Note: This series is based on React 16 — if you are using a newer version, your mileage may vary.
I was tasked without setting up a new codebase for a frontend rewrite at work this week. I’ve used Create React App for all my previous React projects, but I didn’t want to default to that — after all, stack decisions I make right now could affect the company for the next 3-5 years. I wanted to make sure I knew and understood all the pieces of this codebase since I’m responsible for it, so I decided to research different options and roll my own React environment.
How to Install NodeJS
Before you can set up a React project, you’ll need Node installed. While you aren’t necessarily creating a Node server here, Node is still used to add third party packages (via npm, which is bundled with Node) to your project as well as run scripts such as a local development server.
To install Node, you can take a couple of different routes.
Option 1: Install it from the NodeJS website. This will install a single version of Node on your machine as well as npm.
I chose to use Nodenv because it’s similar to rbenv, which I’ve used in the past. You can install Nodenv a couple of different ways, but I installed it via Homebrew because I’m on OS X and it’s dead simple.
After installing Nodenv, you can run
nodenv install -l to get a list of available versions to install.

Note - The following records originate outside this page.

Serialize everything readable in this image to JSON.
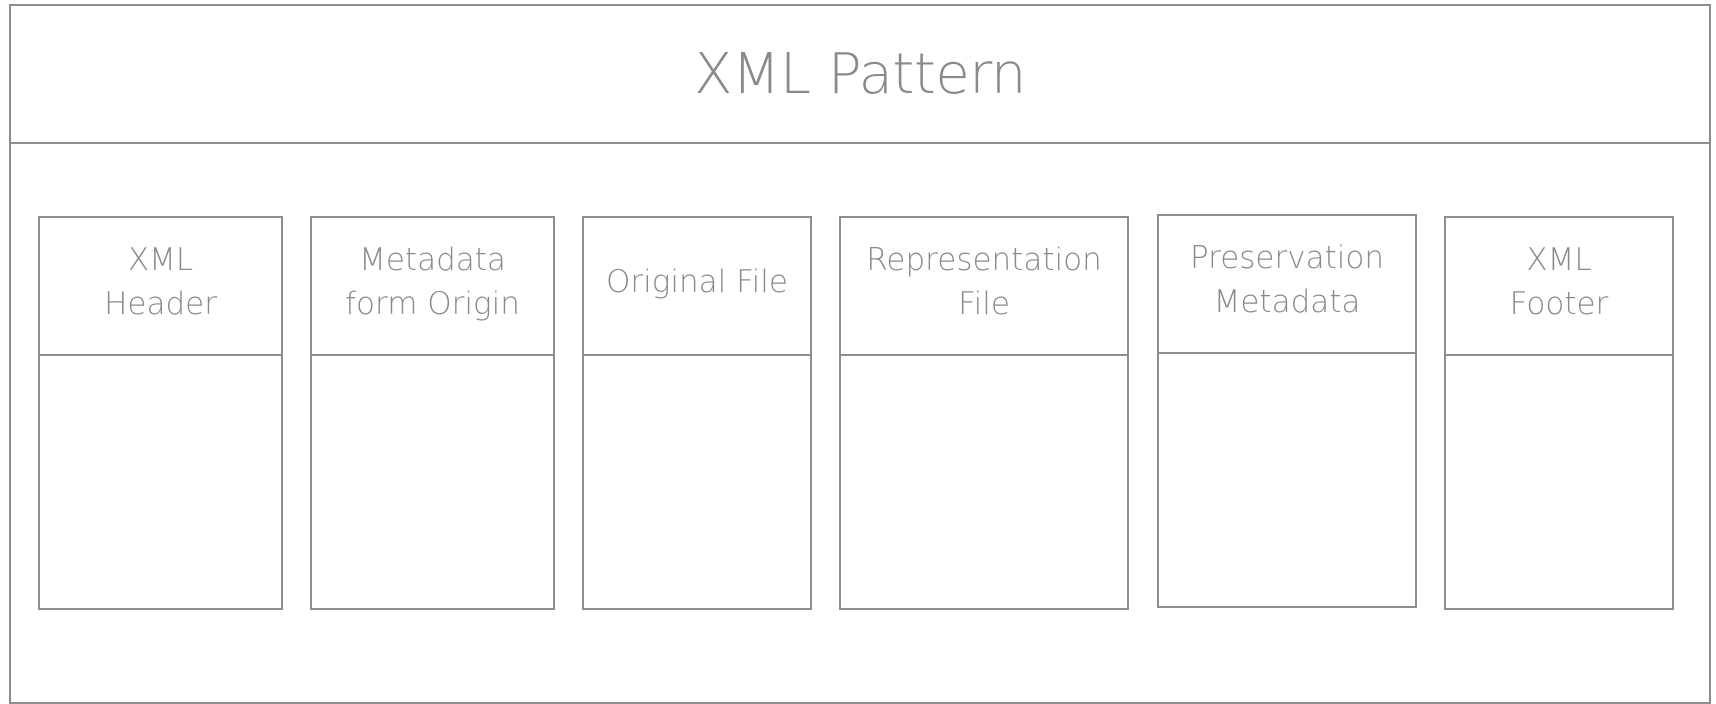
{
  "diagram": {
    "title": "XML Pattern",
    "columns": [
      {
        "id": "xml-header",
        "label_lines": [
          "XML",
          "Header"
        ]
      },
      {
        "id": "metadata-form-origin",
        "label_lines": [
          "Metadata",
          "form Origin"
        ]
      },
      {
        "id": "original-file",
        "label_lines": [
          "Original File"
        ]
      },
      {
        "id": "representation-file",
        "label_lines": [
          "Representation",
          "File"
        ]
      },
      {
        "id": "preservation-metadata",
        "label_lines": [
          "Preservation",
          "Metadata"
        ]
      },
      {
        "id": "xml-footer",
        "label_lines": [
          "XML",
          "Footer"
        ]
      }
    ]
  }
}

You can then run
nodenv install x.y.z (replacing
x.y.z with your desired version number) to install the Node version of your choice. I chose 8.11.3, the version recommended on the NodeJS website at the time of this writing.
Therefore, I ran:
nodenv install 8.11.3
You should now have Node installed. In the next post, you’ll initialize your project and install React.